Talking of Gauntlet, at first glance Hack, Slash & Backstab looks quite similar to Warner Bros. Interactive’s 2014 reboot of the classic franchise, upgrading the dungeon crawler genre from an overhead 2D experience to a full blown 3D one. Like Gauntlet, it also very much focuses its gameplay on a multiplayer experience. In fact, it’s a certain element of the co-op game that is Hack, Slash & Backstab’s key selling point.
“Playing this game with others will leave you very much torn; working together is the only way you will make your way through Hack, Slash & Backstab, but you can’t win without taking them out!”
Once again taking its cue from Gauntlet, the object of the game is to get through each level by fighting off the monsters and making your way to the exit; only Hack, Slash & Backstab takes the competitiveness one step further as whomever reaches the exit first is deemed the winner. That’s not all though, as you can also take out the other players with your weapons too, bringing a whole new meaning to “friendly fire”. Playing this game with others will leave you very much torn; working together is the only way you will make your way through Hack, Slash & Backstab, but you can’t win without taking them out!
Hack, Slash & Backstab is absolutely relentless from the off, enemies constantly re-spawn, attack in hordes and quickly trap you if you don’t keep moving. You can grab power-ups that will improve your standard weapon as well as collecting magic potions and all-important health, but all they will do is stem the flow slightly because this game is incredibly tough. If you don’t have any friends to play with, then it’s even tougher! Surviving on your own for more than a few levels is nigh on impossible; you will just find yourself using the dash button constantly to run away from the enemies in search of the exit rather than battle them, and in all honesty this kind of defeats the purpose of the game.
There is no doubt that Hack, Slash & Backstab contains all the ingredients to make a very fine solo experience, but it’s just far too tough to do anything other than frustrate you. Even in the intended multiplayer mode it’s still too hard for its own good. By far the biggest problem with Hack, Slash & Backstab is the re-spawning enemies, something that is never welcome in video games. In Gauntlet you have monster generators; you destroy those and no more monsters come. That pretty much became the standard for all dungeon crawlers from then on. In Hack, Slash & Backstab enemies appear from nowhere, fill up the entire room and kill you within seconds. Not just annoying grunts either; huge boss size creatures attack in number that are almost impossible to defend against!

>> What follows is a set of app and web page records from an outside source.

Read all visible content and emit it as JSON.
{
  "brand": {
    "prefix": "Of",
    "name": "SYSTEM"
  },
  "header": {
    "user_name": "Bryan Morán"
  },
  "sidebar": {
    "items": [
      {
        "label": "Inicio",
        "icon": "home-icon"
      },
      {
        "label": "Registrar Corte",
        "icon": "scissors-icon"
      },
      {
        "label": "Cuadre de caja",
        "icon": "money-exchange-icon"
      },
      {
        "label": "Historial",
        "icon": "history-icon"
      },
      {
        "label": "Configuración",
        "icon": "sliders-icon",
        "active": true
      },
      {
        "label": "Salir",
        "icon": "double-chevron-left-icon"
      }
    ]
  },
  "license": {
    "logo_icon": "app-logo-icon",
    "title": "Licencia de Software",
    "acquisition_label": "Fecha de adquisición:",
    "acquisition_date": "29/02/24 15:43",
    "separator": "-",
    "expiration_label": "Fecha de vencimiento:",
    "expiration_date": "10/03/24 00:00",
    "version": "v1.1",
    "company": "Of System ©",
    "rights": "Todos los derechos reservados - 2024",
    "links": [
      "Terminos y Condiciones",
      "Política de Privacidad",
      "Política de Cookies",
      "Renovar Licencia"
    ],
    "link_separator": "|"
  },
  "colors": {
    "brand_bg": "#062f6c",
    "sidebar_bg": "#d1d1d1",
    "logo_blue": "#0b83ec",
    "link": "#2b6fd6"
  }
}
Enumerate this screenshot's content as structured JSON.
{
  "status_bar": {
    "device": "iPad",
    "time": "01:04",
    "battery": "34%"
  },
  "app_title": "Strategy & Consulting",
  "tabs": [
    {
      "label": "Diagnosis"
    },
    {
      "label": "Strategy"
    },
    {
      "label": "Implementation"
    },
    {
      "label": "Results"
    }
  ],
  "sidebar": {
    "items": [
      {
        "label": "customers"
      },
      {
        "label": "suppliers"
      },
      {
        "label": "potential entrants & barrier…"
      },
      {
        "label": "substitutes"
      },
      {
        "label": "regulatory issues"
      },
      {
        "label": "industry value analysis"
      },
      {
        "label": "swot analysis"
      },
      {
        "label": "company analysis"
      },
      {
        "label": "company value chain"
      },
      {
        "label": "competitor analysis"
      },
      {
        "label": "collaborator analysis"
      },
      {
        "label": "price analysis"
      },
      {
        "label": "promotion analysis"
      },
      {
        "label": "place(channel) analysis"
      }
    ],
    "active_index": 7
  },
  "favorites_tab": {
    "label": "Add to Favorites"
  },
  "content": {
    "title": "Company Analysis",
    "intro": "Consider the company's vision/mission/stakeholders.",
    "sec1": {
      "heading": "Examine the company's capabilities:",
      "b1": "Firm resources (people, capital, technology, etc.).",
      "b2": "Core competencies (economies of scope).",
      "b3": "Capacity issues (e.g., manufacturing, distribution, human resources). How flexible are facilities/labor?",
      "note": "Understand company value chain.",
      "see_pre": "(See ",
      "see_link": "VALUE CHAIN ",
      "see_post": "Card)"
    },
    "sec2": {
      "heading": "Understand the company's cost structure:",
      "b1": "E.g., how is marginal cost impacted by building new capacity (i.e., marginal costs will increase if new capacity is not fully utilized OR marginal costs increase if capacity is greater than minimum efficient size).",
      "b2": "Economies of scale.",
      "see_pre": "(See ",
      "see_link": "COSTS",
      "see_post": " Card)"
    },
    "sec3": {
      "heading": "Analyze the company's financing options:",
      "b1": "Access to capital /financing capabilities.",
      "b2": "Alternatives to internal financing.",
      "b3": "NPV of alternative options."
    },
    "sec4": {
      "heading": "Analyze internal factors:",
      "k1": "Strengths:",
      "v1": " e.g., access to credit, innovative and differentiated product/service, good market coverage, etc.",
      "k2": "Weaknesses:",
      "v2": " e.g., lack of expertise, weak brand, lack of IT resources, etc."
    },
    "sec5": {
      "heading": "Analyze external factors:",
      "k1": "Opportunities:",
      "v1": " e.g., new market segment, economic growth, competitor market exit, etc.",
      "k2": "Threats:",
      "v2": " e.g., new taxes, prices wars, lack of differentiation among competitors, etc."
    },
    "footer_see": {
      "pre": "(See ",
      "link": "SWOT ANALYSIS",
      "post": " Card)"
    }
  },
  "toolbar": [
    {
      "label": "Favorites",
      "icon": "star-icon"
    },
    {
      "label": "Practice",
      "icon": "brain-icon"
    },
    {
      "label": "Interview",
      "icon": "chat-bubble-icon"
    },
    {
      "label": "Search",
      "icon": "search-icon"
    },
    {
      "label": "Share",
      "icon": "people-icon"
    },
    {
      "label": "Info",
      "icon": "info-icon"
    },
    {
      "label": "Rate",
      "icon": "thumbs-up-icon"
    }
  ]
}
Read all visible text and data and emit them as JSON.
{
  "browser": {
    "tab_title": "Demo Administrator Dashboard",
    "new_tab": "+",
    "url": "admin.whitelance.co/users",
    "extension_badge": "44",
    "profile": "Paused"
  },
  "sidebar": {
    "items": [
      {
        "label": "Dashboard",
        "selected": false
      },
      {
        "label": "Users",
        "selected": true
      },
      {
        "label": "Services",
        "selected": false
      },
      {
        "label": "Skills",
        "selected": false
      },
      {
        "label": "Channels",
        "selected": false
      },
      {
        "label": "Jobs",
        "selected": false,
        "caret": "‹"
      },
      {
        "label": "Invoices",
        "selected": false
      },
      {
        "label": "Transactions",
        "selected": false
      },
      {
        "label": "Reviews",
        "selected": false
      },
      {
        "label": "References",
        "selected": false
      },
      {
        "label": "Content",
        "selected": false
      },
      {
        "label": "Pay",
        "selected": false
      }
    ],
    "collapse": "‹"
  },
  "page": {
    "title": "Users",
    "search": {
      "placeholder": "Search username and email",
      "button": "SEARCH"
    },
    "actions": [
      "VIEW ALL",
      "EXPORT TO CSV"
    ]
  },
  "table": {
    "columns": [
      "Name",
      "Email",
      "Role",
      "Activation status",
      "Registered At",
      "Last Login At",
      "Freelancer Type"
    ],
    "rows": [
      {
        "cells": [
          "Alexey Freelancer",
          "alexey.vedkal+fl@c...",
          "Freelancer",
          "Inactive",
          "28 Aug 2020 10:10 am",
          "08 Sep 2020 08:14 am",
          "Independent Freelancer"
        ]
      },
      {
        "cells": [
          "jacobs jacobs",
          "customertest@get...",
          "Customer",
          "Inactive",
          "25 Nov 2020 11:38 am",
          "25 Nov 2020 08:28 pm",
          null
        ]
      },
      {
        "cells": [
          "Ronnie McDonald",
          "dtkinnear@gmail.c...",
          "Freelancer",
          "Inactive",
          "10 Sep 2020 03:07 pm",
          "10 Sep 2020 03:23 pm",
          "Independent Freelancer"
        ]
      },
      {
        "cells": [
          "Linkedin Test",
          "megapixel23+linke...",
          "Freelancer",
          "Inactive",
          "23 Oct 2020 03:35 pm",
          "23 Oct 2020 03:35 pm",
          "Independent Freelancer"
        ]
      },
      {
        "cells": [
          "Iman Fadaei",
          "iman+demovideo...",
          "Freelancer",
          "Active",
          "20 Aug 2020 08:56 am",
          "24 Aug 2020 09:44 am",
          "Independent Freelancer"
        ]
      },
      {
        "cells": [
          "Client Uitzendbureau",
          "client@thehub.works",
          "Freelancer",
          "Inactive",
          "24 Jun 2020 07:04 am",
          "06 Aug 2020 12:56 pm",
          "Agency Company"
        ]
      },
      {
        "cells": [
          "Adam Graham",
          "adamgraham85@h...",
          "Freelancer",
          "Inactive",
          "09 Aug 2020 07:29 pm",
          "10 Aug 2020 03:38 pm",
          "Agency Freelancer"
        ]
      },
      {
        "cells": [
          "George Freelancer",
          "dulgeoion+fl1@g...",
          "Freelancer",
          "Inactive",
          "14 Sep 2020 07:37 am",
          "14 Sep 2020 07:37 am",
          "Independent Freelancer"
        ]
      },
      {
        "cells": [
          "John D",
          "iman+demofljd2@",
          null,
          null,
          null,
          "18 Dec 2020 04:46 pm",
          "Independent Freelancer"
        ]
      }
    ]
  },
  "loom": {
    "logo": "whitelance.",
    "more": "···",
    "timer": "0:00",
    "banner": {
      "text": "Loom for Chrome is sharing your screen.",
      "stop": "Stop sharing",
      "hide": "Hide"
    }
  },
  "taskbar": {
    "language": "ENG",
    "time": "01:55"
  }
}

“There is no doubt that Hack, Slash & Backstab contains all the ingredients to make a very fine solo experience, but it’s just far too tough to do anything other than frustrate you”
I so wanted to like Hack, Slash & Backstab. I played it over and over again, trying to convince myself it was a good game and that I would get better with time or once I leveled up my character. Unfortunately, neither of these things ever happened and I am just left feeling disappointed that Magic Spell Studios chose to make this game as hardcore as possible. The controls don’t help matters much either, as you constantly need to face the direction you are shooting – kind of inexcusable in the twin stick era.
It’s a great shame because Hack, Slash & Backstab has some lovely visuals with its dark, brooding dungeons and lovely lighting effects. It also has lots of great ideas, especially when you are playing with three other friends. Unfortunately, the hardcore difficulty is just too unforgivable, and I can only really recommend this game to those who either have lots of friends or enjoy being punished.